Wed 13 Apr, 2011
Tags: internet, internet security, web security
SEO–”search engine optimization”–is a set of tools and practices used by both legitimate webmasters trying to jockey for position in the rankings of search engines and by spammers attempting to push up, temporarily or otherwise, fly-by-night domains selling dubious products. In some less-served areas, SEO-promoted domains may outnumber legitimate domains by many to one; combine this with redirections, link farms, and the like, and it becomes much more difficult to determine a legitimate source for any products, services, or information that you might happen to need.
Traditionally, the way in which this has been dealt with by blog and forum owners is to filter or delete spam posts. This particular blog is frequented by any number of spammers who attempt to skew ratings with contentless comments linked to suspicious domains hawking–apparently, as I’m not stupid enough to follow those links–anything from viagra to discount financial instruments to “discount” rolexes.
Another approach has become apparent, though, especially with the advent of certain attempts by search engines of note to restrict the efforts of these “blackhat SEO tactics”–an approach that can be labeled SEP, for Search Engine Pessimization.
‘Traditional’ optimization techniques seek to raise the ranking of a page through exploiting the algorithms used to generate the pagerank–generally assumed to involve links from external pages, keywords in links pointing to the page, and several other factors; Google is, naturally, reticent about the exact specifications of their algorithms, especially given the amount of money people gain from trying to guess at them.
Blackhat SEO–those tactics which have been developed to exploit these rankings–take advantage of these techniques by exaggerating them, trying to imitate legitimate traffic through spamming fora with spurious links, farming keyworded domains and cross-linking them in giant link farms, etc. Many of these techniques have been detected, and some have been well publicized by Google and other search engine companies as no longer effective because they are automatically detected and deprecated by the engine.

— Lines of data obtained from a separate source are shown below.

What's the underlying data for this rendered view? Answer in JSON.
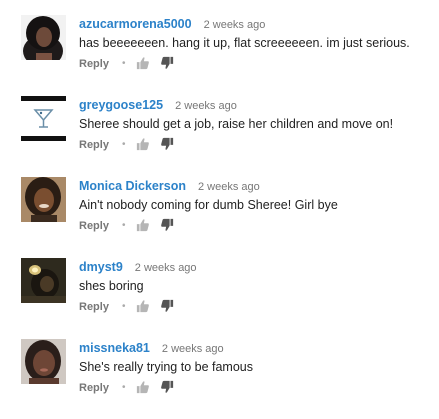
{
  "comments": [
    {
      "author": "azucarmorena5000",
      "time": "2 weeks ago",
      "text": "has beeeeeeen. hang it up, flat screeeeeen. im just serious.",
      "reply": "Reply"
    },
    {
      "author": "greygoose125",
      "time": "2 weeks ago",
      "text": "Sheree should get a job, raise her children and move on!",
      "reply": "Reply"
    },
    {
      "author": "Monica Dickerson",
      "time": "2 weeks ago",
      "text": "Ain't nobody coming for dumb Sheree! Girl bye",
      "reply": "Reply"
    },
    {
      "author": "dmyst9",
      "time": "2 weeks ago",
      "text": "shes boring",
      "reply": "Reply"
    },
    {
      "author": "missneka81",
      "time": "2 weeks ago",
      "text": "She's really trying to be famous",
      "reply": "Reply"
    }
  ],
  "icons": {
    "separator": "dot-separator",
    "like": "thumbs-up-icon",
    "dislike": "thumbs-down-icon"
  },
  "colors": {
    "author_link": "#2c82c9",
    "meta_text": "#777777",
    "body_text": "#222222",
    "vote_icon": "#b5b5b5"
  }
}
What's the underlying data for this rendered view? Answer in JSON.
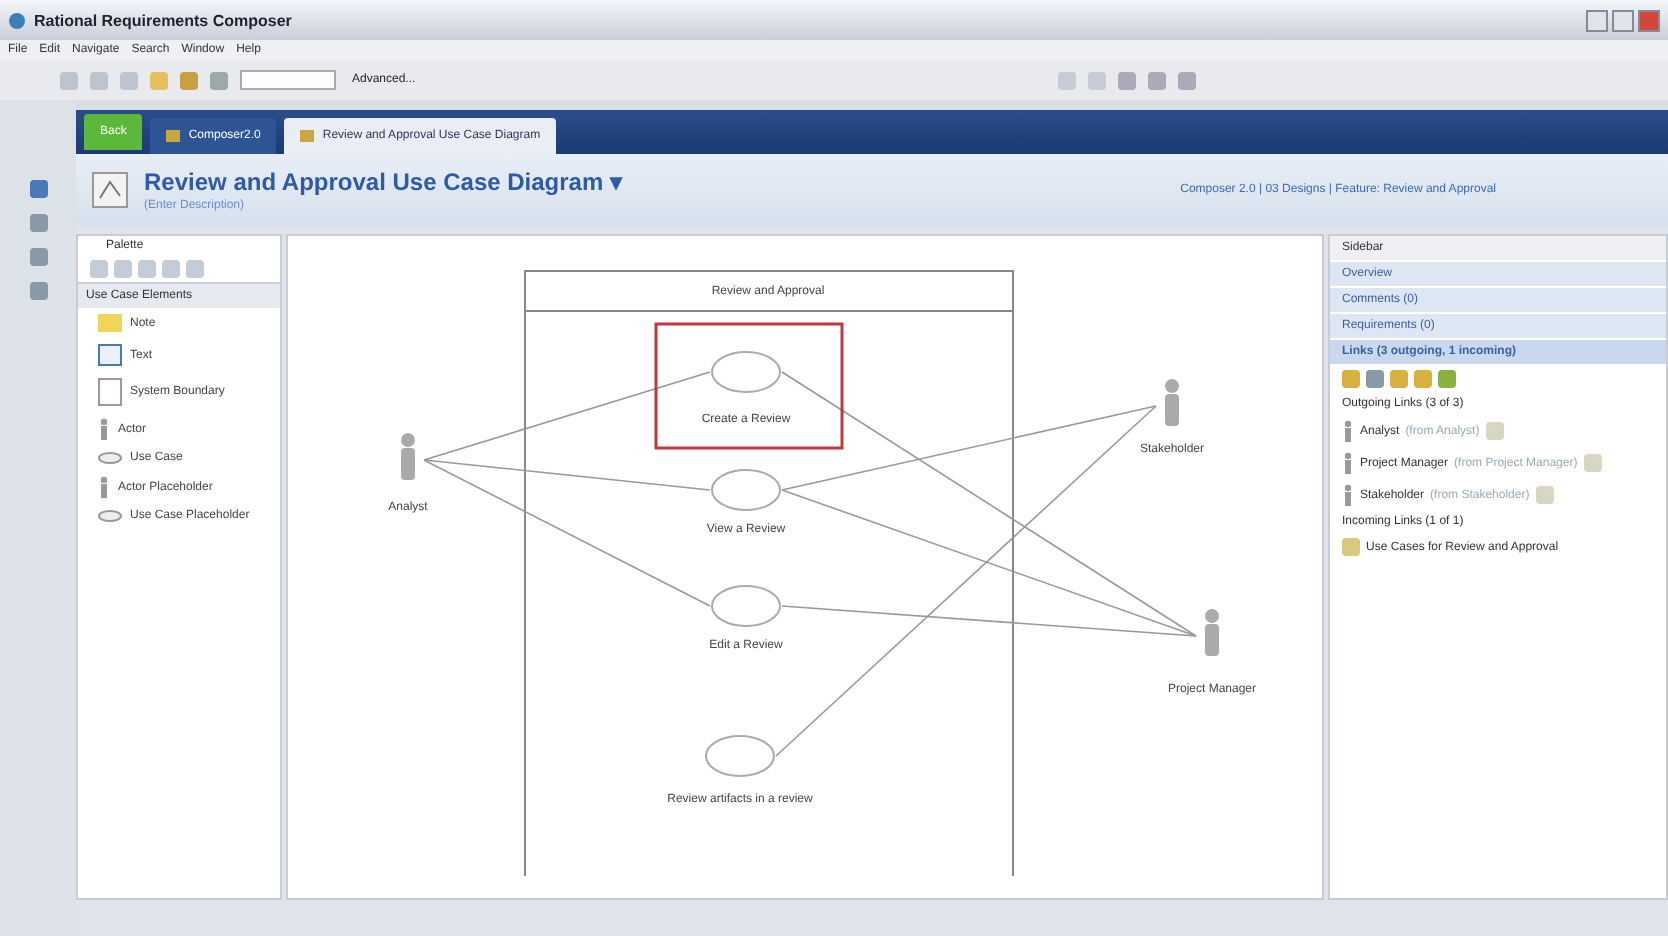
{
  "window": {
    "title": "Rational Requirements Composer"
  },
  "menu": [
    "File",
    "Edit",
    "Navigate",
    "Search",
    "Window",
    "Help"
  ],
  "toolbar": {
    "search_button": "Advanced..."
  },
  "editor_tabs": [
    {
      "label": "Back",
      "kind": "button",
      "selected": false
    },
    {
      "label": "Composer2.0",
      "kind": "project",
      "selected": false
    },
    {
      "label": "Review and Approval Use Case Diagram",
      "kind": "editor",
      "selected": true
    }
  ],
  "header": {
    "title": "Review and Approval Use Case Diagram",
    "description": "(Enter Description)",
    "menu_glyph": "▾",
    "breadcrumb": "Composer 2.0 | 03 Designs | Feature: Review and Approval"
  },
  "palette": {
    "title": "Palette",
    "section": "Use Case Elements",
    "items": [
      {
        "label": "Note",
        "kind": "note"
      },
      {
        "label": "Text",
        "kind": "text"
      },
      {
        "label": "System Boundary",
        "kind": "boundary"
      },
      {
        "label": "Actor",
        "kind": "actor"
      },
      {
        "label": "Use Case",
        "kind": "usecase"
      },
      {
        "label": "Actor Placeholder",
        "kind": "actor"
      },
      {
        "label": "Use Case Placeholder",
        "kind": "usecase"
      }
    ]
  },
  "diagram": {
    "boundary": "Review and Approval",
    "use_cases": [
      {
        "label": "Create a Review",
        "selected": true
      },
      {
        "label": "View a Review",
        "selected": false
      },
      {
        "label": "Edit a Review",
        "selected": false
      },
      {
        "label": "Review artifacts in a review",
        "selected": false
      }
    ],
    "actors": [
      {
        "label": "Analyst"
      },
      {
        "label": "Stakeholder"
      },
      {
        "label": "Project Manager"
      }
    ]
  },
  "sidebar": {
    "title": "Sidebar",
    "sections": [
      {
        "label": "Overview",
        "expanded": false
      },
      {
        "label": "Comments (0)",
        "expanded": false
      },
      {
        "label": "Requirements (0)",
        "expanded": false
      },
      {
        "label": "Links (3 outgoing, 1 incoming)",
        "expanded": true
      }
    ],
    "outgoing_title": "Outgoing Links (3 of 3)",
    "outgoing": [
      {
        "name": "Analyst",
        "detail": "(from Analyst)"
      },
      {
        "name": "Project Manager",
        "detail": "(from Project Manager)"
      },
      {
        "name": "Stakeholder",
        "detail": "(from Stakeholder)"
      }
    ],
    "incoming_title": "Incoming Links (1 of 1)",
    "incoming": [
      {
        "name": "Use Cases for Review and Approval"
      }
    ]
  }
}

The attack venue here should be obvious: to pessimize an undesirable domain, promote it through the use of known-bad ‘optimization’ techniques.
These techniques can be determined by looking through complaints filed about ‘arbitrary’ reductions in pagerank and the like; by determining the cause of the reduction, a list of methods and tactics can be quickly developed that will serve to indicate to the automated algorithms that a site is attempting to ‘game the system’ and gain unjust ranking, triggering the part of the algorithm that punishes those sites.
An interesting supplementary tactic is that of googlebombing. Googlebombing is the practice of using certain SEO techniques to associate a given keyword–usually one with amusing connotations–with a particular page; one of the more publicized ones involved former president Bush and the word ‘failure’. Associating unsavory words or those involving illegal activities with a domain could, in this day and age, result in the domain’s siezure by the authorities–a win-win situation, as every domain siezed for the wrong reasons weakens the case of this rather nonsensical practise, and it also neuters the spammers by disabling a venue by which they could potentially make money.
Maximum benefit, though, would likely result from linking in some way the domain to be pessimized with known-bad domains–those serving malware, those known to be scams, etc.–thus alerting the search engines’ spiders of a potentially harmful connection as soon as possible. Using extensions to report spam is also effective.
There is always a race between those innovating ways to make search and the like more relevant to the user and those seeking to exploit it for their own reasons; manipulating search engines to punish spammers is one way in which anyone who dislikes spam can fight back.